Who is Tracking You?
In previous posts I have ruminated on topics like metrics, big data, and decision-support. How far will this go? One thing that strikes me is just how much we are all being “tracked” and who is doing the tracking. By tracked I mean the passive (and sometimes active) collection of data related to where you are, what you are doing and who you might be doing it with. The data does not have to be specific and might for example be something like person X ate lunch at restaurant Y on a given date at a given time. The specifics of what you ate might not be part of this tracking but the general pattern of what you did is being tracked. Mix and match a few databases and a pretty granular picture of your daily life emerges.
How Big is Your Electronic Footprint?
Stop for minute and think about how often check in electronically. How many footprints or electronic crumbs do you leave; and how easy would it be to “reconstruct” your life?
- When, where and what you do can be tracked every time you use a computer.
- When and where you use your cell-phone can be tracked as well as who you call.
- Every sort of electronic transaction from using your “parking card” to routine credit card transactions can be tracked.
- Every time you swipe something it is being recorded.
- In some places facial recognition programs and closed circuit video monitoring are increasingly being added to the mix.
- Plenty of us also divulge and confess to all sorts of things voluntarily on social media via the process and cultural phenomenon of Oprahization.
Think again about how hard it would be to live an electronically invisible life? Essentially it would be a non-electronic, all cash life. While it might be possible have a minimal electronic footprint in a very local way, how about making a plane or hotel reservation? Who really wants to live without a cell phone? A lot of life today has obligatory electronic component and anything electronic can and probably is being recorded and tracked.
The Tracking of Malte Spitz
Below is to a TED talk by the German politician Malte Spitz whose movements were tracked by his cell phone company for 6 months. Here is a link to a longer article on this incident and also an interactive map of where exactly Mr. Spitz was over the time period he was tracked. Why was this done? Who approved it and why was he targeted? Or did he just sort of get on a list and it was off to the automated data collection races? To me the potential mindless elements of this, where no one is responsible and it is all merely a matter of “policy” is perhaps the scariest part.
click here for video
Tracking vs. Innovation

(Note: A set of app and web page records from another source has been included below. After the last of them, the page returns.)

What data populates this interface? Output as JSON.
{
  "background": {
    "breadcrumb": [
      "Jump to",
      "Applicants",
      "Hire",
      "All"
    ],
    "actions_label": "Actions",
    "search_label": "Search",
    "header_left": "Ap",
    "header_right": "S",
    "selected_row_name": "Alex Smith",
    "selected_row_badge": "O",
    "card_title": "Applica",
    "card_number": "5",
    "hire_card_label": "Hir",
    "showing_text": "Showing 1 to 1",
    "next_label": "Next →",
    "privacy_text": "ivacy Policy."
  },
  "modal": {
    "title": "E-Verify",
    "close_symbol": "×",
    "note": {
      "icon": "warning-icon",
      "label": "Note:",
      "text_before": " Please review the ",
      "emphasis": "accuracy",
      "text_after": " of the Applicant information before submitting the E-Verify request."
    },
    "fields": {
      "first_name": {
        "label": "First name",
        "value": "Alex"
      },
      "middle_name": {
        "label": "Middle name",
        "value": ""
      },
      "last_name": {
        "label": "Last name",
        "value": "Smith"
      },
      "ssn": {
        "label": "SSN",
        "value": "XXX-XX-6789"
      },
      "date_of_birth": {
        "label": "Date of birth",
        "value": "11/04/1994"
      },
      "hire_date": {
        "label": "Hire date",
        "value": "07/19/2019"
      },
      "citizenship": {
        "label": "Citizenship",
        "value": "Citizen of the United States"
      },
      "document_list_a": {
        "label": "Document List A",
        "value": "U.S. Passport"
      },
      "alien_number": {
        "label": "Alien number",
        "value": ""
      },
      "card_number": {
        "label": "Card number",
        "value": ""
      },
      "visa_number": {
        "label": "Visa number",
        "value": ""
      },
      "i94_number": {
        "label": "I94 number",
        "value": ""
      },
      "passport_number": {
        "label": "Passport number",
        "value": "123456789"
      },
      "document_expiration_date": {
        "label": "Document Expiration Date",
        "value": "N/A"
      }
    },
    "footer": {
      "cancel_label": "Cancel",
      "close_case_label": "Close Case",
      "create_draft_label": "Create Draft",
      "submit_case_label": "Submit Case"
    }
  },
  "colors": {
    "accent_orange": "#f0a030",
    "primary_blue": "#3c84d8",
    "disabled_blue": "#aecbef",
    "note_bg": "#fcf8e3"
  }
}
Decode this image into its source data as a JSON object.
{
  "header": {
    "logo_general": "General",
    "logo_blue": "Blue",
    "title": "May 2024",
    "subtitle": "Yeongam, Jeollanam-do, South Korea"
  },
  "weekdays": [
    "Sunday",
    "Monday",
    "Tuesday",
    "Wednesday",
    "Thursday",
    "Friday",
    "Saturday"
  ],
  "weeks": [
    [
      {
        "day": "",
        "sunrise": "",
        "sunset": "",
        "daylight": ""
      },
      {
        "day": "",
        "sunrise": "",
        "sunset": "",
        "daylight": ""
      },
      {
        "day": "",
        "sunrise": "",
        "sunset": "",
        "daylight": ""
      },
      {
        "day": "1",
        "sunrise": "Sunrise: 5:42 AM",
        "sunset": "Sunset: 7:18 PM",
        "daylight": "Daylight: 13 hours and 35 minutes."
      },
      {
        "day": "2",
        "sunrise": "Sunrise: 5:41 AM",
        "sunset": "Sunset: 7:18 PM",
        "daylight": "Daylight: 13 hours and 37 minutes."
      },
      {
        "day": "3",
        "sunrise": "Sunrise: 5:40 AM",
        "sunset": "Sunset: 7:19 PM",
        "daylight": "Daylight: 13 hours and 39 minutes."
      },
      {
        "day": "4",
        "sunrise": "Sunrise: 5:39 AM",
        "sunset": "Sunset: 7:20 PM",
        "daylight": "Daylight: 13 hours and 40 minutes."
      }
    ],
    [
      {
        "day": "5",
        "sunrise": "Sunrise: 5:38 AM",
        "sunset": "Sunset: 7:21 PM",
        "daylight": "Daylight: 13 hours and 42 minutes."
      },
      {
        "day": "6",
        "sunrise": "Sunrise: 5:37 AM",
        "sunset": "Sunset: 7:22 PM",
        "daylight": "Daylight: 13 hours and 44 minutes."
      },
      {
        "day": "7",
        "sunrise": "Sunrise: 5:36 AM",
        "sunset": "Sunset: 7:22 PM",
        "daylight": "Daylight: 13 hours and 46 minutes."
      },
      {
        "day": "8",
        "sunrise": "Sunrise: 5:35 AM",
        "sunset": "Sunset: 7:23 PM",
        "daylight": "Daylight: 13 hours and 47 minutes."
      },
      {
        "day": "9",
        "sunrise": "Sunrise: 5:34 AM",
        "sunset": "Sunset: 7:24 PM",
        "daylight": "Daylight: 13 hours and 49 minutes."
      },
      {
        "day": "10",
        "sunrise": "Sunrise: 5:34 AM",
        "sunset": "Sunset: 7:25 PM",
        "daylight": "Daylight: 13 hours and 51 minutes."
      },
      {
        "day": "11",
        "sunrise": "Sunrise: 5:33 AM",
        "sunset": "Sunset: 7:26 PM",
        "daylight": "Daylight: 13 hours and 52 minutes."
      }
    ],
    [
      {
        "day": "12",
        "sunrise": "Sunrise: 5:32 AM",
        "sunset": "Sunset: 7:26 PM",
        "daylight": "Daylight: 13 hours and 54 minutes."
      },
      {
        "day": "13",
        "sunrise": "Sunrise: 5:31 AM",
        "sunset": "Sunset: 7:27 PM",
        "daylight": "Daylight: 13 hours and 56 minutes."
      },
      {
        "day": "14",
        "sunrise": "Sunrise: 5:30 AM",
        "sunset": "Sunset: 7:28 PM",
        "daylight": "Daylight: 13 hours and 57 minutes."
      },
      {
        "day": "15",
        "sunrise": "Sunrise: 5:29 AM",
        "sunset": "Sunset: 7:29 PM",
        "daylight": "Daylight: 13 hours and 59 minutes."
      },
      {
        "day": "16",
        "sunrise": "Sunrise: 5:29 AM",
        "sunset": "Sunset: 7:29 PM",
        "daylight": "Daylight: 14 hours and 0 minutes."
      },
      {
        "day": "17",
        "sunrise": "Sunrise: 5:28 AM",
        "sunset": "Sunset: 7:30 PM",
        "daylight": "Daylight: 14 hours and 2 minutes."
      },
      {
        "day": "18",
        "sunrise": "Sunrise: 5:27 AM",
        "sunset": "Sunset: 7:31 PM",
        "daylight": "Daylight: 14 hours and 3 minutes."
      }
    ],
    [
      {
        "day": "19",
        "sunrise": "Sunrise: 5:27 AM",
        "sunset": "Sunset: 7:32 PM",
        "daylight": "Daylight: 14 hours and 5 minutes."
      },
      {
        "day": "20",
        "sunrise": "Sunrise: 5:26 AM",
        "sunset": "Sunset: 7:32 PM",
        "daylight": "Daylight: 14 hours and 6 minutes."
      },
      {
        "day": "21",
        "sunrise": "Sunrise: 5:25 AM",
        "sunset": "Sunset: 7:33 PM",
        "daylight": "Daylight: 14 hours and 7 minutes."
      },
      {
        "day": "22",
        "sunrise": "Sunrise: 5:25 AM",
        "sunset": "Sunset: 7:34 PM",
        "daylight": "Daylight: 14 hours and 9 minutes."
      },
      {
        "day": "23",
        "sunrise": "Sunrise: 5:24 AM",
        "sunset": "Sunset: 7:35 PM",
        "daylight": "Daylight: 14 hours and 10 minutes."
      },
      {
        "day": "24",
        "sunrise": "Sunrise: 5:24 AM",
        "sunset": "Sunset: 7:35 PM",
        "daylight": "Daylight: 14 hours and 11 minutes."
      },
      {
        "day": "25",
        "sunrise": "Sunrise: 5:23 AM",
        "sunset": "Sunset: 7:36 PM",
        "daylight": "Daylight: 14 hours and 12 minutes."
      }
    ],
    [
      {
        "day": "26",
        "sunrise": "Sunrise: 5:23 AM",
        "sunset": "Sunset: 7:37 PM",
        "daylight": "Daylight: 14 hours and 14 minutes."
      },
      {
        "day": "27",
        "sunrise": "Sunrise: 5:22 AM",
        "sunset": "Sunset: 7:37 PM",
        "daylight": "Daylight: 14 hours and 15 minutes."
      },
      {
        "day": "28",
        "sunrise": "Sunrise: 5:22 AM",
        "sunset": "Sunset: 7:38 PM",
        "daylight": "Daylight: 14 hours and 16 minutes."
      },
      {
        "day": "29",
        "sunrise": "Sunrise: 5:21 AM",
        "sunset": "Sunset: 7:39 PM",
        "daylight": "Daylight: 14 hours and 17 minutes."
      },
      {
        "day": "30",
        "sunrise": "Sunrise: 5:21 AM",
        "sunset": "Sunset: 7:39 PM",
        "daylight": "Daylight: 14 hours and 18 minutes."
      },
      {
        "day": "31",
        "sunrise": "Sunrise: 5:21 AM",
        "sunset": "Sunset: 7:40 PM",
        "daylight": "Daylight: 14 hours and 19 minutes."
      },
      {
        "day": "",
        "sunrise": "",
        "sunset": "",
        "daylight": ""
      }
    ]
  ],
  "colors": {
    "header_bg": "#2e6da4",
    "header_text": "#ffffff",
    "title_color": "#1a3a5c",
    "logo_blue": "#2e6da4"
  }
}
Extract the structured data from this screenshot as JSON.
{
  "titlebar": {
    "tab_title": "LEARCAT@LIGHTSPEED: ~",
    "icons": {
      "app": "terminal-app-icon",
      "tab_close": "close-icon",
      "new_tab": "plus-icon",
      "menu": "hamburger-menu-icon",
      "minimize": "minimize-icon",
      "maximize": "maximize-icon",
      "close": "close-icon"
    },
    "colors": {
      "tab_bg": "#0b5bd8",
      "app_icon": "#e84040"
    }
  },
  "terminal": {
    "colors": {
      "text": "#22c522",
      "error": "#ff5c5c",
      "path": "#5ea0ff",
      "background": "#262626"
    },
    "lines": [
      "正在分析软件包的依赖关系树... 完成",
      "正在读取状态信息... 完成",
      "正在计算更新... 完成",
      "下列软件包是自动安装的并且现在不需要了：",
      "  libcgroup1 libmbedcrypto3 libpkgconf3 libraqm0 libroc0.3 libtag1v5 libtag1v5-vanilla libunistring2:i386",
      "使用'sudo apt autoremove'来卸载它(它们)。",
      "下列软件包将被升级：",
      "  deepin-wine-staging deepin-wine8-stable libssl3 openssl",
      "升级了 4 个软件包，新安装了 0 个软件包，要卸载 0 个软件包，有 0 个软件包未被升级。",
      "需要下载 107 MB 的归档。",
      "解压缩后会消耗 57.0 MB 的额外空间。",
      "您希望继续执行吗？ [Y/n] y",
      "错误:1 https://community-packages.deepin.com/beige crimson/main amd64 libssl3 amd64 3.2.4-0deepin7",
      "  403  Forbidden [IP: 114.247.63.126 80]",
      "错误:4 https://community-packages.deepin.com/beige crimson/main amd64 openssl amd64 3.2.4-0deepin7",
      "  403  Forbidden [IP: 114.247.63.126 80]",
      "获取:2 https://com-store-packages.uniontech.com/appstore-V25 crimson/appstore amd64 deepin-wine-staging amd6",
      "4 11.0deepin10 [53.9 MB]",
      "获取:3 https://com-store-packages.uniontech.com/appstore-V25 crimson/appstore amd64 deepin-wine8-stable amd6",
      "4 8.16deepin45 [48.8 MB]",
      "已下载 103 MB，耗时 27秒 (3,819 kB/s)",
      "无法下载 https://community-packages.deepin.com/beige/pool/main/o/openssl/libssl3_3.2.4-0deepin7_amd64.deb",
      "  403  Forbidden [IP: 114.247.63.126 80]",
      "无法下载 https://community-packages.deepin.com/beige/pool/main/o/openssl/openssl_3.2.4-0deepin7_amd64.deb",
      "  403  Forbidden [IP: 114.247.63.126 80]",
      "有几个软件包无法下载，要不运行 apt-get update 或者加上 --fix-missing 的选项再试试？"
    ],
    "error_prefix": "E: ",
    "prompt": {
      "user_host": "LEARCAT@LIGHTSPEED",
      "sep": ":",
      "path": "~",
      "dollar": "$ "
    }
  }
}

All of this tracking might lead to so-called innovations like making “electronic prisons” for certain offenders. Is this a real innovation or merely a way to do things more efficiently at lower costs? On a larger note are tracking, metrics, and decision support the pathway to innovation or merely the pathway to efficiency? Is the real solution to crime prevention fixing the social conditions that seem to breed it, or is the solution simply more and better ways to incarcerate people?
The Minority Report is Prophetic
In the novel the “The Minority Report” by Phillip K. Dick a future society exists where crime can be predicted and prevented using techniques that are similar to those discussed above. Such techniques are already being developed and perfected to predict consumer behavior and who knows what else.
The Electronic World: Another “Tool” or Something Different?
The electronic world has many, many positives that do in fact make things more efficient and easier. As a tool (or set of tools) it allows us access to information and insights that used to be in hard copy only in a few places like University libraries. Complex scientific and engineering problems can be solved quickly. It is politically powerful as shown by the efforts of authoritarian governments to tightly control internet access and social media to suppress dissent. However, like most tools the electronic world is changing how we live and challenging assumptions about life as we mindlessly get more and more addicted to it. I am not arguing for the good old days, just asking how routine we want the voluntary, passive, and active invasion of our privacy to become. Every wave of technology has intended and unintended consequences and in the long run we spend a lot of time and energy as a species dealing with the unintended consequences of our technical innovations (suburbia and urban sprawl came with cars for example). Are the changes coming with the electronic world just another cycle of technical change and unintended consequences? Or, are we moving from humans the tool makers and users who manipulate the environment to a world where the tools are manipulating us?
This entry was posted on Thursday, March 28th, 2013 at 5:57 am and is filed under Current Events. You can follow any responses to this entry through the RSS 2.0 feed. You can leave a response, or trackback from your own site.